_Your instructions:_ Pictures aside, write out the data exactly as it reads.

_Given data:_
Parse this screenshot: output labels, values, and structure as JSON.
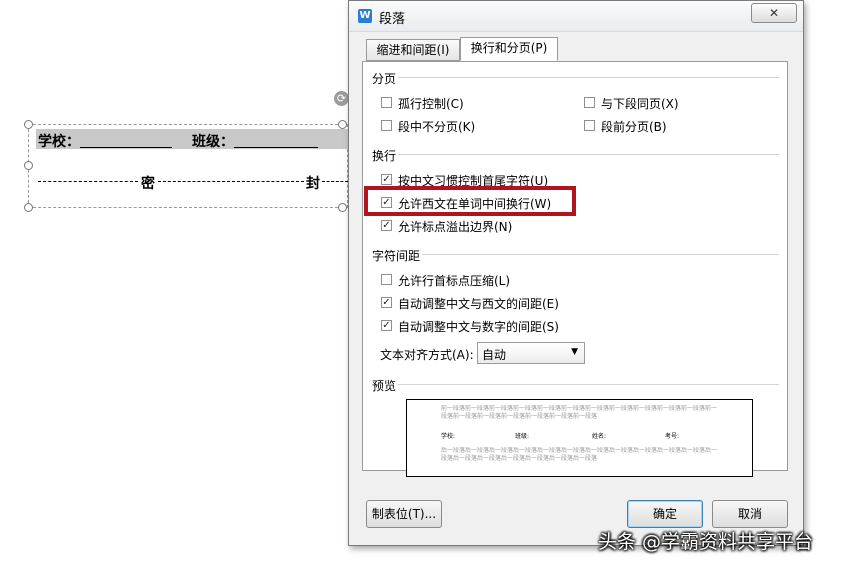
{
  "document": {
    "school_label": "学校：",
    "class_label": "班级：",
    "seal_char_1": "密",
    "seal_char_2": "封"
  },
  "dialog": {
    "title": "段落",
    "app_icon": "W",
    "close_glyph": "✕",
    "tabs": [
      {
        "label": "缩进和间距(I)",
        "active": false
      },
      {
        "label": "换行和分页(P)",
        "active": true
      }
    ],
    "sections": {
      "pagination": {
        "label": "分页",
        "options": [
          {
            "label": "孤行控制(C)",
            "checked": false
          },
          {
            "label": "与下段同页(X)",
            "checked": false
          },
          {
            "label": "段中不分页(K)",
            "checked": false
          },
          {
            "label": "段前分页(B)",
            "checked": false
          }
        ]
      },
      "line_break": {
        "label": "换行",
        "options": [
          {
            "label": "按中文习惯控制首尾字符(U)",
            "checked": true
          },
          {
            "label": "允许西文在单词中间换行(W)",
            "checked": true
          },
          {
            "label": "允许标点溢出边界(N)",
            "checked": true
          }
        ]
      },
      "char_spacing": {
        "label": "字符间距",
        "options": [
          {
            "label": "允许行首标点压缩(L)",
            "checked": false
          },
          {
            "label": "自动调整中文与西文的间距(E)",
            "checked": true
          },
          {
            "label": "自动调整中文与数字的间距(S)",
            "checked": true
          }
        ],
        "alignment_label": "文本对齐方式(A):",
        "alignment_value": "自动"
      },
      "preview": {
        "label": "预览",
        "prev_paragraph_text": "前一段落前一段落前一段落前一段落前一段落前一段落前一段落前一段落前一段落前一段落前一段落前一段落前一段落前一段落前一段落前一段落前一段落前一段落",
        "sample": [
          "学校:",
          "班级:",
          "姓名:",
          "考号:"
        ],
        "next_paragraph_text": "后一段落后一段落后一段落后一段落后一段落后一段落后一段落后一段落后一段落后一段落后一段落后一段落后一段落后一段落后一段落后一段落后一段落后一段落"
      }
    },
    "buttons": {
      "tabs_stops": "制表位(T)...",
      "ok": "确定",
      "cancel": "取消"
    },
    "colors": {
      "highlight": "#b3121f",
      "icon": "#2b7cd3"
    }
  },
  "watermark": "头条 @学霸资料共享平台"
}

_Result below:_
Parse this screenshot: output labels, values, and structure as JSON.
{
  "document": {
    "school_label": "学校：",
    "class_label": "班级：",
    "seal_char_1": "密",
    "seal_char_2": "封"
  },
  "dialog": {
    "title": "段落",
    "app_icon": "W",
    "close_glyph": "✕",
    "tabs": [
      {
        "label": "缩进和间距(I)",
        "active": false
      },
      {
        "label": "换行和分页(P)",
        "active": true
      }
    ],
    "sections": {
      "pagination": {
        "label": "分页",
        "options": [
          {
            "label": "孤行控制(C)",
            "checked": false
          },
          {
            "label": "与下段同页(X)",
            "checked": false
          },
          {
            "label": "段中不分页(K)",
            "checked": false
          },
          {
            "label": "段前分页(B)",
            "checked": false
          }
        ]
      },
      "line_break": {
        "label": "换行",
        "options": [
          {
            "label": "按中文习惯控制首尾字符(U)",
            "checked": true
          },
          {
            "label": "允许西文在单词中间换行(W)",
            "checked": true
          },
          {
            "label": "允许标点溢出边界(N)",
            "checked": true
          }
        ]
      },
      "char_spacing": {
        "label": "字符间距",
        "options": [
          {
            "label": "允许行首标点压缩(L)",
            "checked": false
          },
          {
            "label": "自动调整中文与西文的间距(E)",
            "checked": true
          },
          {
            "label": "自动调整中文与数字的间距(S)",
            "checked": true
          }
        ],
        "alignment_label": "文本对齐方式(A):",
        "alignment_value": "自动"
      },
      "preview": {
        "label": "预览",
        "prev_paragraph_text": "前一段落前一段落前一段落前一段落前一段落前一段落前一段落前一段落前一段落前一段落前一段落前一段落前一段落前一段落前一段落前一段落前一段落前一段落",
        "sample": [
          "学校:",
          "班级:",
          "姓名:",
          "考号:"
        ],
        "next_paragraph_text": "后一段落后一段落后一段落后一段落后一段落后一段落后一段落后一段落后一段落后一段落后一段落后一段落后一段落后一段落后一段落后一段落后一段落后一段落"
      }
    },
    "buttons": {
      "tabs_stops": "制表位(T)...",
      "ok": "确定",
      "cancel": "取消"
    },
    "colors": {
      "highlight": "#b3121f",
      "icon": "#2b7cd3"
    }
  },
  "watermark": "头条 @学霸资料共享平台"
}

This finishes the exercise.